Ontario health officials report 434 new COVID-19 cases and 40 more deaths
Paramedics disinfect medical equipment after transporting a patient to the emergency department at a hospital during the COVID-19 pandemic in Toronto on Thursday, April 30, 2020. (Nathan Denette/The Canadian Press)
TORONTO -- Ontario health officials are reporting another slight dip in the number of new novel coronavirus cases.
Health officials reported on Sunday 434 new COVID-19 cases, which is a slight drop from the 511 announced just the day before.
The total number of confirmed cases in the province now stands at 17,553.
The volume of new cases reported Sunday is similar to what had been reported last week before the slight uptick on Saturday.
Officials reported 421 new cases on Friday, 459 new cases on Thursday and 347 new cases on Wednesday, which marked the lowest number of cases recorded in three weeks.
The provincial experts also reported 40 more deaths, bringing the total number of deaths in the province to 1,216.
According to Saturday’s epidemiological summary, of all deceased patients in Ontario, seven were between the ages of 20 and 39, fifty-five people were between the ages of 40 and 59 and 309 people were between the ages of 60 and 79.
People, who are over the age of 80, continue to be the hardest hit group. So far, at least 845 people in this age group of have died.
The province also reported that 12,005 (68.4 per cent) of COVID-19 cases in Ontario have now been resolved.
Of the more than 17,000 COVID-19 lab-confirmed cases reported in Ontario, health officials say about 12.0 per cent have been hospitalized at some point.
As of Saturday, there are 1,010 people in hospital, 33 more than the day before. The province reported that 232 of those patients are in the intensive care unit and about 174 of them are using a ventilator.
The province reported that 2,640 health-care workers have also been diagnosed with COVID-19.
Health officials said there are four more outbreaks at long-term care homes in Ontario, bringing the total number of COVID-19 outbreaks in these facilities to 209.
There has been an ongoing discrepancy between the data submitted by public health agencies through Public Health Ontario Daily Epidemiologic Summary (iPHIS) and the information obtained by the Ministry of Long-Term Care. While the ministry is reporting 954 deaths and 170 outbreaks in long-term care, the iPHIS is reporting the 209 outbreaks and 590 deaths.
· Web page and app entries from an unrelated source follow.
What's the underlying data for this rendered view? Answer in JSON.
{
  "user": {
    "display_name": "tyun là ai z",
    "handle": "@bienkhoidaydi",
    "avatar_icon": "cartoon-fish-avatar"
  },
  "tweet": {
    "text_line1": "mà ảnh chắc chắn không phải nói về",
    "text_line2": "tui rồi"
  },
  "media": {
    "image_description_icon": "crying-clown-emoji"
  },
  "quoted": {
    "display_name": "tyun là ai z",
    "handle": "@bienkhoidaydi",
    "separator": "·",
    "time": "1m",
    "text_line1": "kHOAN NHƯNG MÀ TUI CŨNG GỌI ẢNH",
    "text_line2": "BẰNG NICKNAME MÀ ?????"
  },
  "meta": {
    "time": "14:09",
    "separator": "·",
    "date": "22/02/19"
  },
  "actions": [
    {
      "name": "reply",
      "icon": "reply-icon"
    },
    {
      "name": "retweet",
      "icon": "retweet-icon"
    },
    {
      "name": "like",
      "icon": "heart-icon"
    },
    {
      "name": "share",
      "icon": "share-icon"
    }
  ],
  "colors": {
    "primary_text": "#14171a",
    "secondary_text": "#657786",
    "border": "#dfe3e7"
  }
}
Quick facts on all Ontario COVID-19 patients:
- 41.5 per cent of all patients in the province are male and 57.6 per cent are female – 153 cases did not specify male or female gender.
- 2.4 per cent of all patients are 19 years of age or younger.
- 23 per cent of all patients are between the ages of 20 and 39.
- 30.1 per cent of all patients are between the ages of 40 and 59.
- 22 per cent of all patients are between the ages of 60 and 79.
- 22.4 per cent of all patients are 80 years of age or older.
- Public health units in the Greater Toronto Area account for 59.8 per cent of all cases.
- 15 per cent off all patients are health-care workers.
- 6.9 per cent of all patients had travelled in the 14 days prior to becoming ill.
- 20.7 per cent of all patients had contact with a previously confirmed case
- 36.2 per cent of all patients had community exposure
- 36.2 per cent of all patients had exposure information listed as pending
COVID-19 testing in Ontario
In total, the province has conducted more than 327,505 tests for the novel coronavirus.
In the last 24 hours, officials conducted 17,146 tests. There are 9,785 test samples under investigation. The province’s goal was to reach 16,000 tests daily by May 6.